A care company operating in Leeds has been accused of charging migrant workers thousands of pounds to arrange work in the UK, and providing so little work on arrival that some workers have resorted to food banks to survive. Workers report living in overcrowded accommodation and facing threats to report them to the Home Office if they complain. Relatedly, this article gives an insight into the stories of Zimbabwean healthcare workers in the UK. Some remain in touch with former patients in Zimbabwe, feeling a sense of responsibility for them, whilst others seek second jobs to make ends meet here. (Sources: the Guardian, Al Jazeera)

On EU nationals, the Supreme Court refused the government application for permission to appeal the judgement allowing destitute EU nationals with pre-settled status to access Universal Credit. This means that the Court of Appeal’s decision from December is final and the Department for Work and Pensions must implement the judgment. The Child Poverty Action Group (CPAG) updated their resources for advisers to reflect the change. Meanwhile, the press reports another story of an EU national who had difficulties securing his status under the EU settlement scheme and now faces deportation. (Sources: CPAG, the Guardian)

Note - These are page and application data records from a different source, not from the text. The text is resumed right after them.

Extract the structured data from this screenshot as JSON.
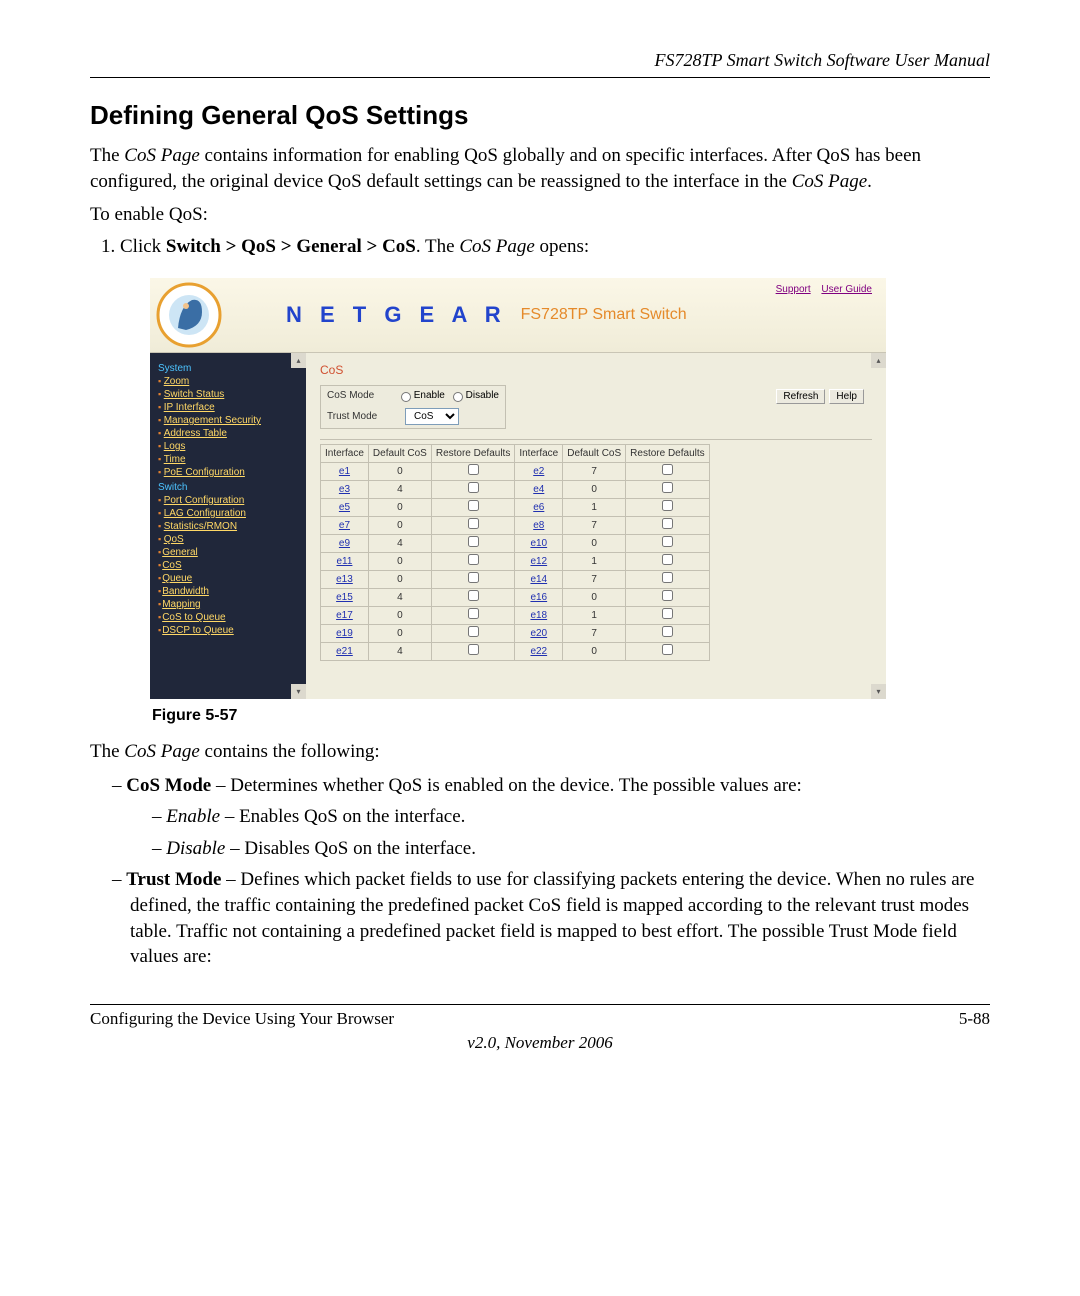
{
  "doc": {
    "header_title": "FS728TP Smart Switch Software User Manual",
    "section_heading": "Defining General QoS Settings",
    "intro_p1_a": "The ",
    "intro_p1_b": "CoS Page",
    "intro_p1_c": " contains information for enabling QoS globally and on specific interfaces. After QoS has been configured, the original device QoS default settings can be reassigned to the interface in the ",
    "intro_p1_d": "CoS Page",
    "intro_p1_e": ".",
    "enable_line": "To enable QoS:",
    "step1_a": "Click ",
    "step1_b": "Switch > QoS > General > CoS",
    "step1_c": ". The ",
    "step1_d": "CoS Page",
    "step1_e": " opens:",
    "figure_caption": "Figure 5-57",
    "contains_line_a": "The ",
    "contains_line_b": "CoS Page",
    "contains_line_c": " contains the following:",
    "bullets": {
      "cos_mode_label": "CoS Mode",
      "cos_mode_text": " – Determines whether QoS is enabled on the device. The possible values are:",
      "enable_label": "Enable",
      "enable_text": " – Enables QoS on the interface.",
      "disable_label": "Disable",
      "disable_text": " – Disables QoS on the interface.",
      "trust_mode_label": "Trust Mode",
      "trust_mode_text": " – Defines which packet fields to use for classifying packets entering the device. When no rules are defined, the traffic containing the predefined packet CoS field is mapped according to the relevant trust modes table. Traffic not containing a predefined packet field is mapped to best effort. The possible Trust Mode field values are:"
    },
    "footer_left": "Configuring the Device Using Your Browser",
    "footer_right": "5-88",
    "footer_version": "v2.0, November 2006"
  },
  "screenshot": {
    "brand": "N E T G E A R",
    "product": "FS728TP Smart Switch",
    "top_links": {
      "support": "Support",
      "user_guide": "User Guide"
    },
    "sidebar": {
      "group_system": "System",
      "items_system": [
        "Zoom",
        "Switch Status",
        "IP Interface",
        "Management Security",
        "Address Table",
        "Logs",
        "Time",
        "PoE Configuration"
      ],
      "group_switch": "Switch",
      "items_switch": [
        "Port Configuration",
        "LAG Configuration",
        "Statistics/RMON",
        "QoS"
      ],
      "general_label": "General",
      "general_children": [
        "CoS",
        "Queue",
        "Bandwidth"
      ],
      "mapping_label": "Mapping",
      "mapping_children": [
        "CoS to Queue",
        "DSCP to Queue"
      ]
    },
    "panel": {
      "title": "CoS",
      "refresh": "Refresh",
      "help": "Help",
      "form": {
        "cos_mode_label": "CoS Mode",
        "enable": "Enable",
        "disable": "Disable",
        "trust_mode_label": "Trust Mode",
        "trust_select": "CoS"
      },
      "table": {
        "headers": [
          "Interface",
          "Default CoS",
          "Restore Defaults",
          "Interface",
          "Default CoS",
          "Restore Defaults"
        ],
        "rows": [
          {
            "l_if": "e1",
            "l_cos": "0",
            "r_if": "e2",
            "r_cos": "7"
          },
          {
            "l_if": "e3",
            "l_cos": "4",
            "r_if": "e4",
            "r_cos": "0"
          },
          {
            "l_if": "e5",
            "l_cos": "0",
            "r_if": "e6",
            "r_cos": "1"
          },
          {
            "l_if": "e7",
            "l_cos": "0",
            "r_if": "e8",
            "r_cos": "7"
          },
          {
            "l_if": "e9",
            "l_cos": "4",
            "r_if": "e10",
            "r_cos": "0"
          },
          {
            "l_if": "e11",
            "l_cos": "0",
            "r_if": "e12",
            "r_cos": "1"
          },
          {
            "l_if": "e13",
            "l_cos": "0",
            "r_if": "e14",
            "r_cos": "7"
          },
          {
            "l_if": "e15",
            "l_cos": "4",
            "r_if": "e16",
            "r_cos": "0"
          },
          {
            "l_if": "e17",
            "l_cos": "0",
            "r_if": "e18",
            "r_cos": "1"
          },
          {
            "l_if": "e19",
            "l_cos": "0",
            "r_if": "e20",
            "r_cos": "7"
          },
          {
            "l_if": "e21",
            "l_cos": "4",
            "r_if": "e22",
            "r_cos": "0"
          }
        ]
      }
    }
  }
}
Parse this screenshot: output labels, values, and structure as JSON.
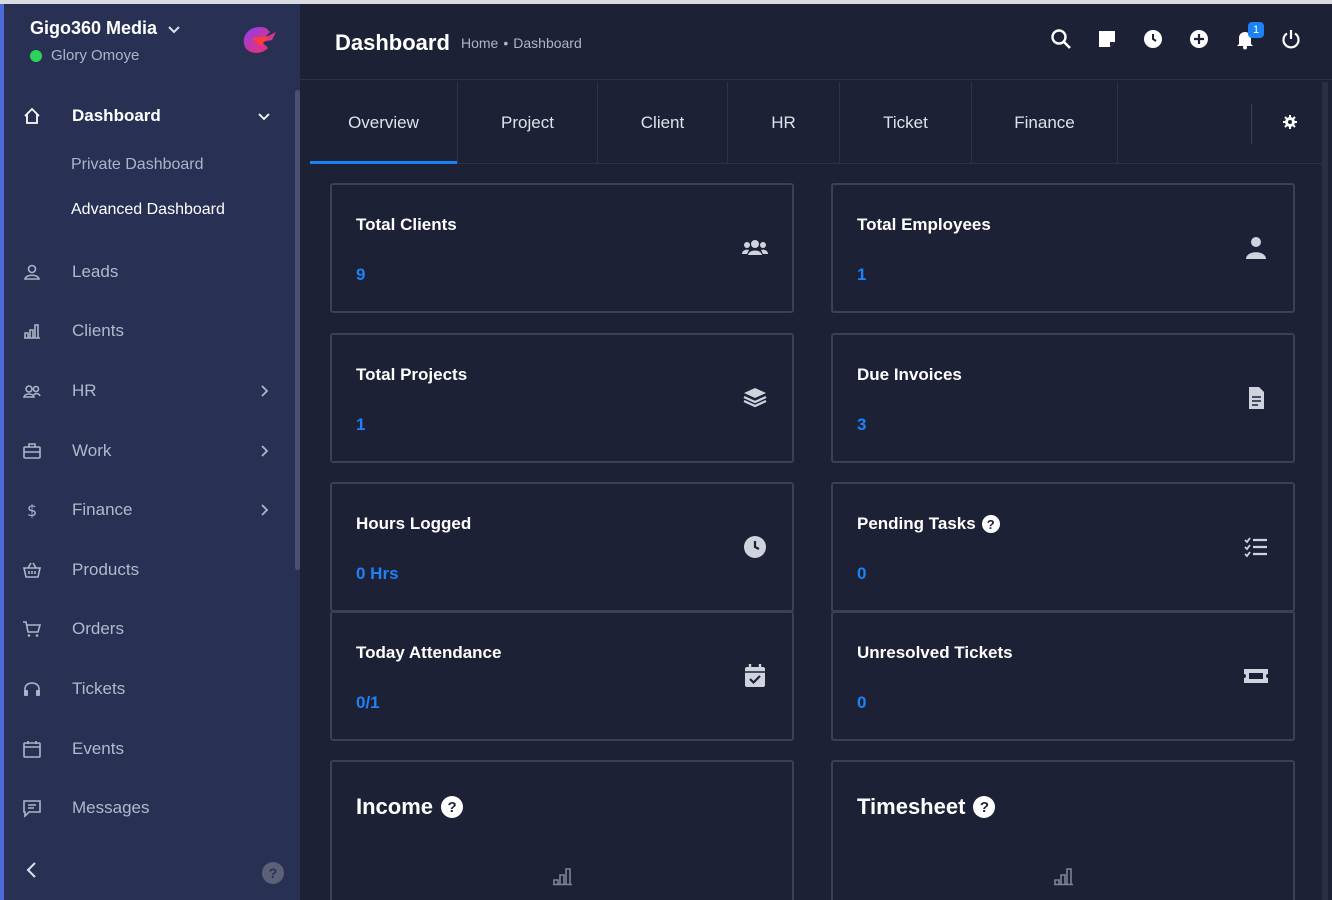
{
  "sidebar": {
    "company": "Gigo360 Media",
    "user": "Glory Omoye",
    "items": [
      {
        "label": "Dashboard",
        "icon": "home-icon",
        "has_chevron": true,
        "active": true
      },
      {
        "label": "Leads",
        "icon": "user-icon"
      },
      {
        "label": "Clients",
        "icon": "bar-chart-icon"
      },
      {
        "label": "HR",
        "icon": "users-icon",
        "has_chevron": true
      },
      {
        "label": "Work",
        "icon": "briefcase-icon",
        "has_chevron": true
      },
      {
        "label": "Finance",
        "icon": "dollar-icon",
        "has_chevron": true
      },
      {
        "label": "Products",
        "icon": "basket-icon"
      },
      {
        "label": "Orders",
        "icon": "cart-icon"
      },
      {
        "label": "Tickets",
        "icon": "headset-icon"
      },
      {
        "label": "Events",
        "icon": "calendar-icon"
      },
      {
        "label": "Messages",
        "icon": "message-icon"
      }
    ],
    "sub_items": [
      {
        "label": "Private Dashboard"
      },
      {
        "label": "Advanced Dashboard",
        "active": true
      }
    ],
    "help": "?"
  },
  "header": {
    "title": "Dashboard",
    "breadcrumb": [
      "Home",
      "•",
      "Dashboard"
    ],
    "icons": [
      "search-icon",
      "sticky-note-icon",
      "clock-icon",
      "plus-circle-icon",
      "bell-icon",
      "power-icon"
    ],
    "notification_count": "1"
  },
  "tabs": [
    "Overview",
    "Project",
    "Client",
    "HR",
    "Ticket",
    "Finance"
  ],
  "cards": [
    {
      "title": "Total Clients",
      "value": "9",
      "icon": "users-icon"
    },
    {
      "title": "Total Employees",
      "value": "1",
      "icon": "user-icon"
    },
    {
      "title": "Total Projects",
      "value": "1",
      "icon": "layers-icon"
    },
    {
      "title": "Due Invoices",
      "value": "3",
      "icon": "file-icon"
    },
    {
      "title": "Hours Logged",
      "value": "0 Hrs",
      "icon": "clock-icon"
    },
    {
      "title": "Pending Tasks",
      "value": "0",
      "icon": "tasks-icon",
      "help": "?"
    },
    {
      "title": "Today Attendance",
      "value": "0/1",
      "icon": "calendar-check-icon"
    },
    {
      "title": "Unresolved Tickets",
      "value": "0",
      "icon": "ticket-icon"
    }
  ],
  "widgets": [
    {
      "title": "Income",
      "help": "?"
    },
    {
      "title": "Timesheet",
      "help": "?"
    }
  ],
  "colors": {
    "accent": "#1d82f5",
    "background": "#1d2135",
    "sidebar": "#283154",
    "online": "#2bd35a"
  }
}
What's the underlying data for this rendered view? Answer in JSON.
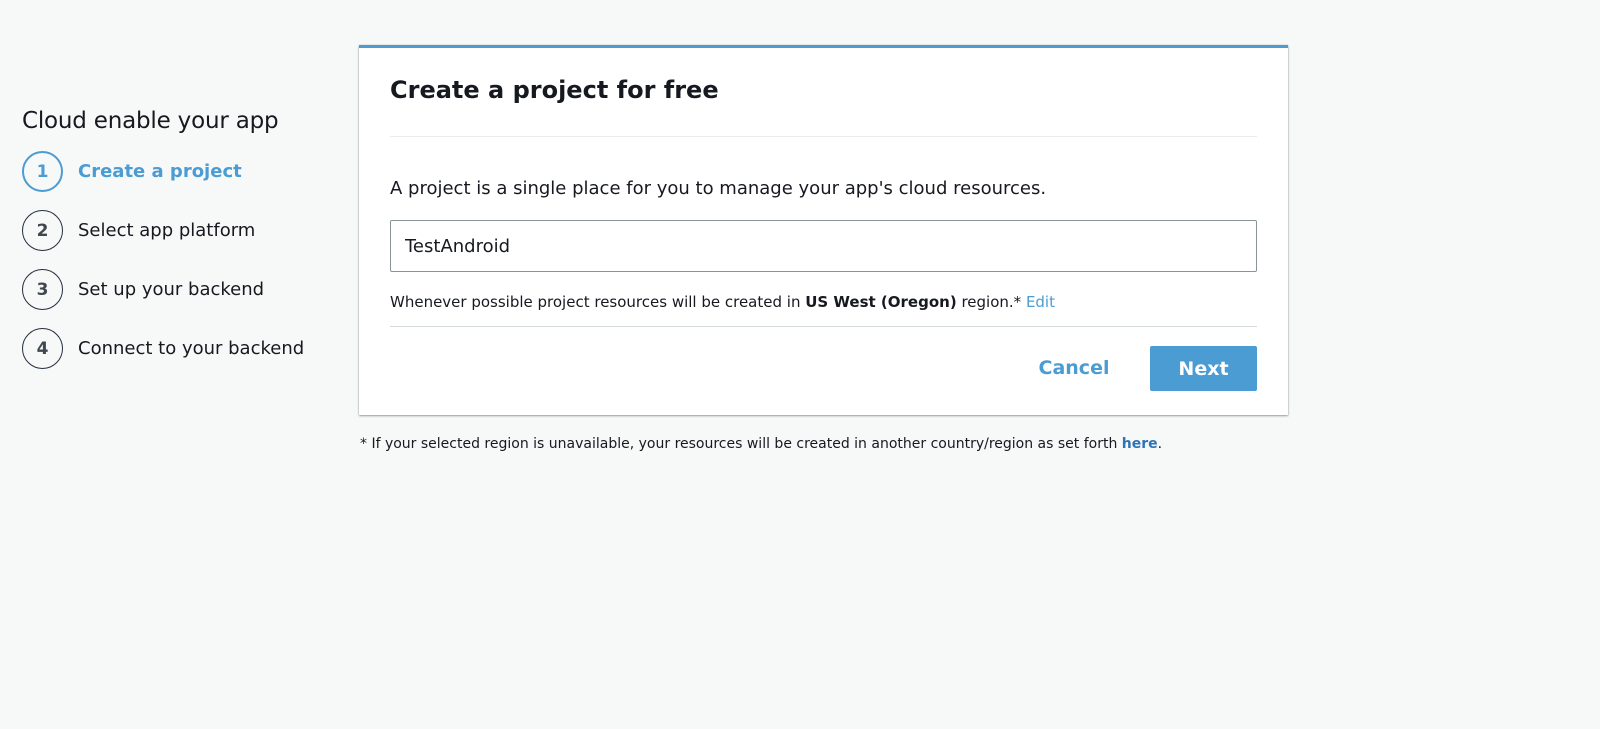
{
  "sidebar": {
    "title": "Cloud enable your app",
    "steps": [
      {
        "number": "1",
        "label": "Create a project",
        "active": true
      },
      {
        "number": "2",
        "label": "Select app platform",
        "active": false
      },
      {
        "number": "3",
        "label": "Set up your backend",
        "active": false
      },
      {
        "number": "4",
        "label": "Connect to your backend",
        "active": false
      }
    ]
  },
  "card": {
    "title": "Create a project for free",
    "description": "A project is a single place for you to manage your app's cloud resources.",
    "project_name_value": "TestAndroid",
    "region_note": {
      "prefix": "Whenever possible project resources will be created in ",
      "region": "US West (Oregon)",
      "suffix": " region.* ",
      "edit_link": "Edit"
    },
    "cancel_label": "Cancel",
    "next_label": "Next"
  },
  "footnote": {
    "text": "* If your selected region is unavailable, your resources will be created in another country/region as set forth ",
    "link": "here",
    "end": "."
  },
  "colors": {
    "accent": "#4b9cd3",
    "background": "#f7f8f8",
    "text": "#16191f"
  }
}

There has been a positive change to the BN(O) visa for unmarried partners. The amendments to the immigration rules removed the need for partners to have been living together for at least two years prior to applying. The guidance has been updated. Meanwhile, an event celebrating the third anniversary of the BN(O) visa launch, was attended by a security minister. (Sources: Hong Kong Watch, Home Office, Welcoming Committee for Hong Kongers)

A survey exploring perceptions of current international students on the increase of the Immigration Health Surcharge documents that they are finding it too high and making the UK feel more oppressive, while for prospective students the popularity of MBA courses may fall as a result of changes in international student visa. (Sources: The Student, Financial Times)

The latest data on Windrush compensation shows that by the end of December 2023, nearly £76 million had been paid out to individuals through the scheme, and over 80% of claims have had a final decision. (Source: Home Office)

Meanwhile the government is facing a legal challenge over its failure to provide proof of immigration status to people who are on ‘3C’ leave while waiting for their visas to be extended. (Source: The Standard)

Cohesion and integration

5-11 February was Race Equality Week across the UK, with five day challenges taken up by a range of organisations across our region, including University of Huddersfield. Nationally, two high-profile examples of Black British stories have been highlighted – Edward Enninful, stepping aside as the first Black male editor of Vogue magazine, stating there is still much to do to reflect the ‘incredible array of voices’ in fashion and the media; and broadcaster Gemma Cairney, who shares her experiences of racism and misogyny in the media industry. (Sources: Race Equality Matters, University of Huddersfield, the Guardian)

Here are two items to listen to: this audio piece examines the ‘weaponisation of migration’ and how countries exploit failed migration policies, while the Experts by Experience podcast from refugees and those seeking asylum explores what ‘removing barriers to power’ means to them. (Sources: the Guardian, 26 minutes, Spotify– Refugee Action, 35 minutes)

Last updated:

12th February 2024